The relationship between the visual evoked potential and the gamma band investigated by blind and semi-blind methods.

Porcaro C, Ostwald D, Hadjipapas A, Barnes GR, Bagshaw AP - Neuroimage (2011)

Frequency comparison between trials with high and low VEP/P100 areas. Upper half—the first (solid blue line) and fourth (solid red line) quartiles of the trials ordered according the VEP area. The envelope indicates plus and minus one standard deviation around the mean. Lower half—as described above but for the P100 area.
© Copyright Policy
Related In: Results  -  Collection

License
Show All Figures
getmorefigures.php?uid=PMC3095074&req=5

f0035: Frequency comparison between trials with high and low VEP/P100 areas. Upper half—the first (solid blue line) and fourth (solid red line) quartiles of the trials ordered according the VEP area. The envelope indicates plus and minus one standard deviation around the mean.

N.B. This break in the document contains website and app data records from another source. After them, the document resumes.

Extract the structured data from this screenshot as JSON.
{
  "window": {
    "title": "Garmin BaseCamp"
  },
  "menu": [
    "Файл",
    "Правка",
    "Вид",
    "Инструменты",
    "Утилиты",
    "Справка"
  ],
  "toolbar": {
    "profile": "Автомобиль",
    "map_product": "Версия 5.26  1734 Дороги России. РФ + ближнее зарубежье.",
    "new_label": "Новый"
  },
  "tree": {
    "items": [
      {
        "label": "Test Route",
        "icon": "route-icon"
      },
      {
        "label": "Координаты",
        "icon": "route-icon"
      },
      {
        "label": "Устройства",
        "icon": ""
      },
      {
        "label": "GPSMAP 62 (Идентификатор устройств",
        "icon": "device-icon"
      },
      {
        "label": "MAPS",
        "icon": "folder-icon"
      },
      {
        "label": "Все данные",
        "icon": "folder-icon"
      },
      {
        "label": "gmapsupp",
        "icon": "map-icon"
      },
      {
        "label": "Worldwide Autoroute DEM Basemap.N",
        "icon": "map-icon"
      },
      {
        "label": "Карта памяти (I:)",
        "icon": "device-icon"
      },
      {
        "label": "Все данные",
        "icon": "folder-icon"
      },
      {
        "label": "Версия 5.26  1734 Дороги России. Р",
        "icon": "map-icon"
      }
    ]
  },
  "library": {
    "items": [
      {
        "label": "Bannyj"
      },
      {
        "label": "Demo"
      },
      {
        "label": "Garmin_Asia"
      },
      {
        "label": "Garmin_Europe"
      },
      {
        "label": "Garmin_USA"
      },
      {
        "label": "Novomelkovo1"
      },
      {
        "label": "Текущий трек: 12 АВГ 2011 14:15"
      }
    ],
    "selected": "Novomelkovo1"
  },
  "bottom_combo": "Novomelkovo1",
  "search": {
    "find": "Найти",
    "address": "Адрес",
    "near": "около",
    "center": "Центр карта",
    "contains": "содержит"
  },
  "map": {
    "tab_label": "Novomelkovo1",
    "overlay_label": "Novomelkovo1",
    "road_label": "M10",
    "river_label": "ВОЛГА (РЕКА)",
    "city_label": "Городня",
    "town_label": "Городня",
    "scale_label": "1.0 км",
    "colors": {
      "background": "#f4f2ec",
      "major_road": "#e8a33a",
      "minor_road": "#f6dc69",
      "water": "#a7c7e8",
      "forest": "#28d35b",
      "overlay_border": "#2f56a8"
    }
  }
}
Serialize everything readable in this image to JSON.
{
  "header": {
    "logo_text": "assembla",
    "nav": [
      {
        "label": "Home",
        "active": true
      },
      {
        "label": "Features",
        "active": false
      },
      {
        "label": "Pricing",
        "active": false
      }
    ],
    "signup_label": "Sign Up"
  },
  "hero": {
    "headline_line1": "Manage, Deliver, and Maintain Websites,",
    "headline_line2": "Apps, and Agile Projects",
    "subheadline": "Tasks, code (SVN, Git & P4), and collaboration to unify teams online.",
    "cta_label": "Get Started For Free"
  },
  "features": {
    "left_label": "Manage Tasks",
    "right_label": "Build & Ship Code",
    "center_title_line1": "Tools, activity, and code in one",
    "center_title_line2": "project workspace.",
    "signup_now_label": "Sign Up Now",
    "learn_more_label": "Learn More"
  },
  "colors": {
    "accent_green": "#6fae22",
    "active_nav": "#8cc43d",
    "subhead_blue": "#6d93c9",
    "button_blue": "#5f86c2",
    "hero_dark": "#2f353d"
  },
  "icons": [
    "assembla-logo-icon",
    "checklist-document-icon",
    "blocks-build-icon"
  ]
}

Lower half—as described above but for the P100 area.
Mentions: To emphasize these effects, Fig. 7 shows the upper and lower quartiles of the data presented in columns 2 and 3 of Fig. 6 for the regressed data (i.e., the 25% of trials with the highest VEP/P100 area, and the 25% of trials with the lowest VEP/P100 area). In Fig. 7, when the evoked component was regressed out, higher power in alpha, beta and low/high gamma band can be seen for the fourth quartile with respect to the first quartile when we ordered by the VEP (Fig. 7 upper half), with respect to the P100 (Fig. 7 lower half). Fig. 7 also demonstrates more clearly that these effects were more evident when ordering by the VEP area than by the P100 area, suggesting a link specifically between VEP area and spectral power in the alpha, beta and gamma bands. Note that as the data in Fig. 7 were baseline corrected in the interval − 100 ms to 0 ms, the positive and negative deviations are variations about the mean. In particular for the alpha band, there is a prolonged desynchronisation that is evident throughout the stimulus period (see Figs. 3 and 4) which then becomes the baseline for the single trial analysis of Fig. 7. Superimposed on these sustained effects are transient peaks associated with the checkerboard reversal. These reversal-related alterations in the frequency content of the EEG can most clearly be seen in Fig. 4, and are present for all of the frequency bands examined. Fig. 7 therefore suggests that trials with a low VEP amplitude have proportionately more alpha desynchronisation than trials with a high VEP.

Bottom Line: FSS was performed with both temporal and spectral constraints to identify specifically the generators of the main peak of the VEP (P100) and of the GBA.Analysis of the VEP extracted using the different methods demonstrated very similar morphology and localisation of the generators.The results suggest that the VEP and GBA may be generated by the same neuronal populations, and implicate this relationship as a potential mediator of the correlation between the VEP and the Blood Oxygenation Level Dependent (BOLD) effect measured with fMRI.

View Article: PubMed Central - PubMed

Affiliation: Institute of Neuroscience, Newcastle University, Medical School, Framlington Place, Newcastle upon Tyne, UK. camillo.porcaro@newcastle.ac.uk

Show MeSH
Related in: MedlinePlus